No matter what your specifications, this year Amazon Kindle is making a device to fit every need. Amazon currently offers 6 kinds of Kindle for the 2011 holiday season, ranging in price from $79 to $199. Depending on your choice of device, product specs for the “all-new Kindle family” cover everything from an extremely basic ebook reader to a long-awaited Kindle challenger for tablets like the iPad 2.
On the low end of the price spectrum, Kindle specs start with the basics. The $79 model is a 6” E-ink, no glare display with simple buttons and basic wireless for downloading ebooks. It is by far the cheapest e-reader for sale new on the market, with the 1st Edition Nook making a close second at $89.
The next class of Kindles is the touchscreen Kindles, Kindle Touch and Kindle Touch 3G. Added features include nearly double the storage space for ebooks and the simple-to-use “multi-touch” display. The basic model is $99. Or, for $149, you can get all the same Kindle features with free 3G wireless internet.
The Kindle Keyboard and Kindle Keyboard 3G are in the same price range and have all the same specs, except they trade the touchscreen for a complete mini-keyboard and scroll buttons.
Both the Kindle Touch and the Kindle Keyboards come with some fancy hidden features. The free 3G wireless internet allows basic web-browsing for email, social networking, and other simple sites. All the Kindles have audio, allowing them to double as MP3 players for audio books and even music. There is also a text-to-speech feature that will read out loud for you.
The newest feature is a lending feature that lets you send ebooks from your own Kindle library to other Kindle users for 14 days, so friends can share your books for free. Other features include the ability to quickly highlight or bookmark passages onscreen, a great function for students. Kindle Keyboards also let you take notes easily, and Kindle’s selection of e-version textbooks is growing daily.

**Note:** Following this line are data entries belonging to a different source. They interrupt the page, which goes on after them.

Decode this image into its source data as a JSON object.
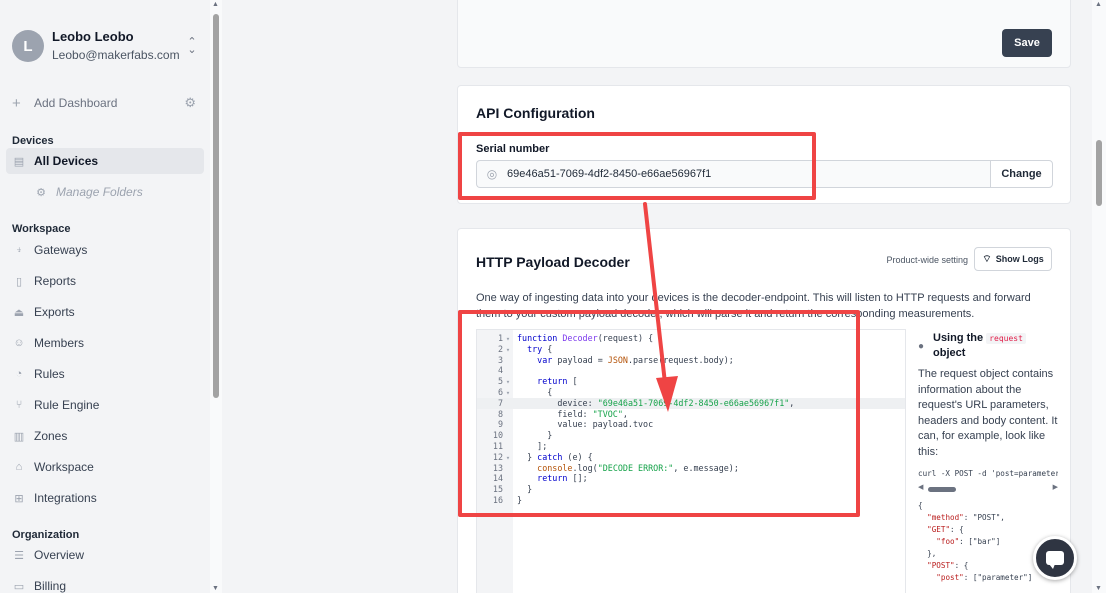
{
  "user": {
    "initial": "L",
    "name": "Leobo Leobo",
    "email": "Leobo@makerfabs.com"
  },
  "sidebar": {
    "add_dashboard": "Add Dashboard",
    "devices_title": "Devices",
    "devices_items": [
      {
        "label": "All Devices",
        "icon": "devices-icon"
      },
      {
        "label": "Manage Folders",
        "icon": "gear-icon"
      }
    ],
    "workspace_title": "Workspace",
    "workspace_items": [
      {
        "label": "Gateways",
        "icon": "antenna-icon"
      },
      {
        "label": "Reports",
        "icon": "file-icon"
      },
      {
        "label": "Exports",
        "icon": "upload-icon"
      },
      {
        "label": "Members",
        "icon": "users-icon"
      },
      {
        "label": "Rules",
        "icon": "rules-icon"
      },
      {
        "label": "Rule Engine",
        "icon": "branch-icon"
      },
      {
        "label": "Zones",
        "icon": "map-icon"
      },
      {
        "label": "Workspace",
        "icon": "home-icon"
      },
      {
        "label": "Integrations",
        "icon": "plus-square-icon"
      }
    ],
    "organization_title": "Organization",
    "organization_items": [
      {
        "label": "Overview",
        "icon": "list-icon"
      },
      {
        "label": "Billing",
        "icon": "card-icon"
      }
    ]
  },
  "top_card": {
    "save_label": "Save"
  },
  "api_config": {
    "title": "API Configuration",
    "serial_label": "Serial number",
    "serial_value": "69e46a51-7069-4df2-8450-e66ae56967f1",
    "change_label": "Change"
  },
  "decoder": {
    "title": "HTTP Payload Decoder",
    "product_wide_label": "Product-wide setting",
    "show_logs_label": "Show Logs",
    "description": "One way of ingesting data into your devices is the decoder-endpoint. This will listen to HTTP requests and forward them to your custom payload decoder, which will parse it and return the corresponding measurements.",
    "code_lines": [
      {
        "n": "1",
        "fold": "▾",
        "text": "function Decoder(request) {"
      },
      {
        "n": "2",
        "fold": "▾",
        "text": "  try {"
      },
      {
        "n": "3",
        "fold": "",
        "text": "    var payload = JSON.parse(request.body);"
      },
      {
        "n": "4",
        "fold": "",
        "text": ""
      },
      {
        "n": "5",
        "fold": "▾",
        "text": "    return ["
      },
      {
        "n": "6",
        "fold": "▾",
        "text": "      {"
      },
      {
        "n": "7",
        "fold": "",
        "text": "        device: \"69e46a51-7069-4df2-8450-e66ae56967f1\","
      },
      {
        "n": "8",
        "fold": "",
        "text": "        field: \"TVOC\","
      },
      {
        "n": "9",
        "fold": "",
        "text": "        value: payload.tvoc"
      },
      {
        "n": "10",
        "fold": "",
        "text": "      }"
      },
      {
        "n": "11",
        "fold": "",
        "text": "    ];"
      },
      {
        "n": "12",
        "fold": "▾",
        "text": "  } catch (e) {"
      },
      {
        "n": "13",
        "fold": "",
        "text": "    console.log(\"DECODE ERROR:\", e.message);"
      },
      {
        "n": "14",
        "fold": "",
        "text": "    return [];"
      },
      {
        "n": "15",
        "fold": "",
        "text": "  }"
      },
      {
        "n": "16",
        "fold": "",
        "text": "}"
      }
    ],
    "doc": {
      "heading_prefix": "Using the",
      "heading_code": "request",
      "heading_suffix": "object",
      "body": "The request object contains information about the request's URL parameters, headers and body content. It can, for example, look like this:",
      "curl": "curl -X POST -d 'post=parameter'",
      "json_lines": [
        "{",
        "  \"method\": \"POST\",",
        "  \"GET\": {",
        "    \"foo\": [\"bar\"]",
        "  },",
        "  \"POST\": {",
        "    \"post\": [\"parameter\"]"
      ]
    }
  },
  "colors": {
    "highlight": "#ef4444",
    "button_dark": "#374151",
    "accent": "#0000cc"
  }
}
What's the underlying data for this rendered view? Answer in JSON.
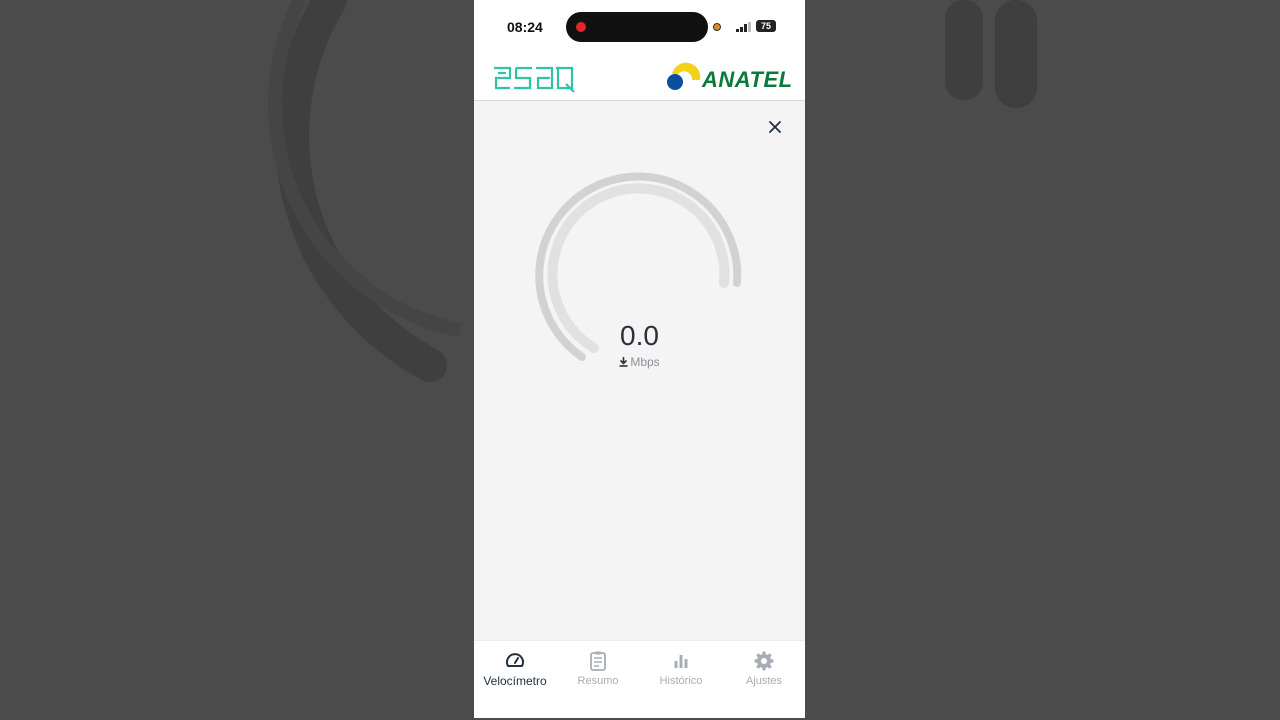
{
  "status_bar": {
    "time": "08:24",
    "battery": "75"
  },
  "header": {
    "left_logo_text": "esaq",
    "right_logo_text": "ANATEL"
  },
  "speed": {
    "value": "0.0",
    "unit": "Mbps",
    "gauge_level": 0
  },
  "tabs": [
    {
      "label": "Velocímetro",
      "icon": "speedometer-icon",
      "active": true
    },
    {
      "label": "Resumo",
      "icon": "clipboard-icon",
      "active": false
    },
    {
      "label": "Histórico",
      "icon": "bar-chart-icon",
      "active": false
    },
    {
      "label": "Ajustes",
      "icon": "gear-icon",
      "active": false
    }
  ],
  "colors": {
    "accent_dark": "#243041",
    "inactive": "#a8adb5",
    "esaq_teal": "#2ec4a4",
    "anatel_green": "#0a7a3a",
    "anatel_yellow": "#f2d21b",
    "anatel_blue": "#0b4f9c",
    "gauge_track": "#d2d2d2"
  }
}
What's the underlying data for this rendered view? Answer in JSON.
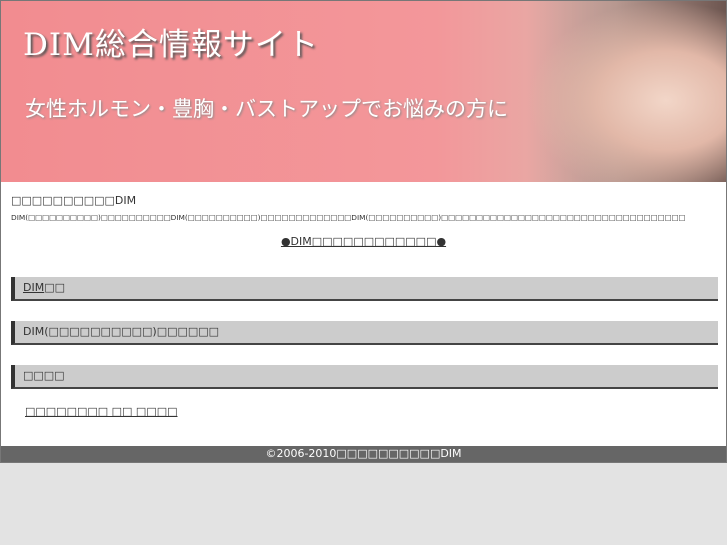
{
  "banner": {
    "title": "DIM総合情報サイト",
    "subtitle": "女性ホルモン・豊胸・バストアップでお悩みの方に"
  },
  "intro": {
    "line1": "□□□□□□□□□□DIM",
    "line2": "DIM(□□□□□□□□□□)□□□□□□□□□□DIM(□□□□□□□□□□)□□□□□□□□□□□□□DIM(□□□□□□□□□□)□□□□□□□□□□□□□□□□□□□□□□□□□□□□□□□□□□□"
  },
  "main_link": "●DIM□□□□□□□□□□□□●",
  "sections": [
    {
      "link": "DIM",
      "rest": "□□"
    },
    {
      "label": "DIM(□□□□□□□□□□)□□□□□□"
    },
    {
      "label": "□□□□"
    }
  ],
  "bottom_link": "□□□□□□□□ □□ □□□□",
  "footer": "©2006-2010□□□□□□□□□□DIM"
}
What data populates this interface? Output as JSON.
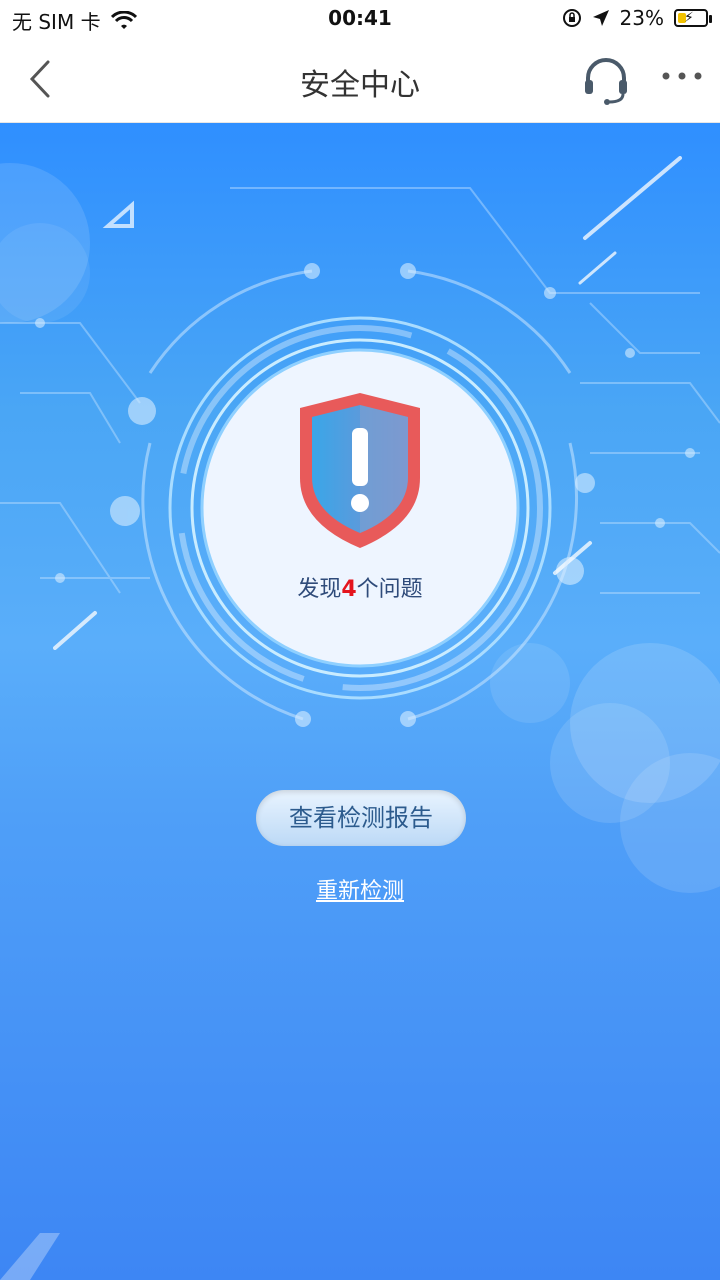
{
  "status_bar": {
    "carrier": "无 SIM 卡",
    "time": "00:41",
    "battery_percent": "23%"
  },
  "header": {
    "title": "安全中心",
    "icons": {
      "back": "chevron-left-icon",
      "support": "headset-icon",
      "more": "ellipsis-icon"
    }
  },
  "scan_result": {
    "prefix": "发现",
    "count": "4",
    "suffix": "个问题",
    "shield_icon": "shield-warning-icon",
    "count_color": "#e4141d"
  },
  "actions": {
    "view_report": "查看检测报告",
    "rescan": "重新检测"
  },
  "colors": {
    "background_top": "#2f8fff",
    "background_bottom": "#3d86f4",
    "shield_red": "#e85a5a"
  }
}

But the top of Kindle features for this year is the Kindle Fire. The full-color 7” touchscreen device goes far beyond the realm of e-readers. Kindle specs for this device portray it as a one-stop media, internet, and entertainment portal, maybe even a replacement for tablets at large. If the Kindle Fire can do everything Amazon says it will do, the versatile device will bring you high-speed internet, streaming video, music, books, games and apps from Amazon’s new, extensive apps store, Cloud storage, automatic sync, and much more.
The Kindle Fire’s hardware is an Android tablet platform like the Nook Color and Samsung tablets, but reviews suggest the new Kindle will offer much more bang than its competitors for a radically lower price—only $199, reportedly less than it costs Amazon to manufacture. This is a startling contrast to the $500 iPad 2 and may be a hard market hit to the Nook Color and other $250-300 Android tablets.
Some drawbacks to the Kindle Fire may be a sacrifice of storage space and battery life, and, unlike some tablets, there is no camera or GPS capability. So Kindle Fire is not a perfect substitute for the iPad. But for users with simpler needs who long for a simpler interface, this new line of Kindle products may be right on the money.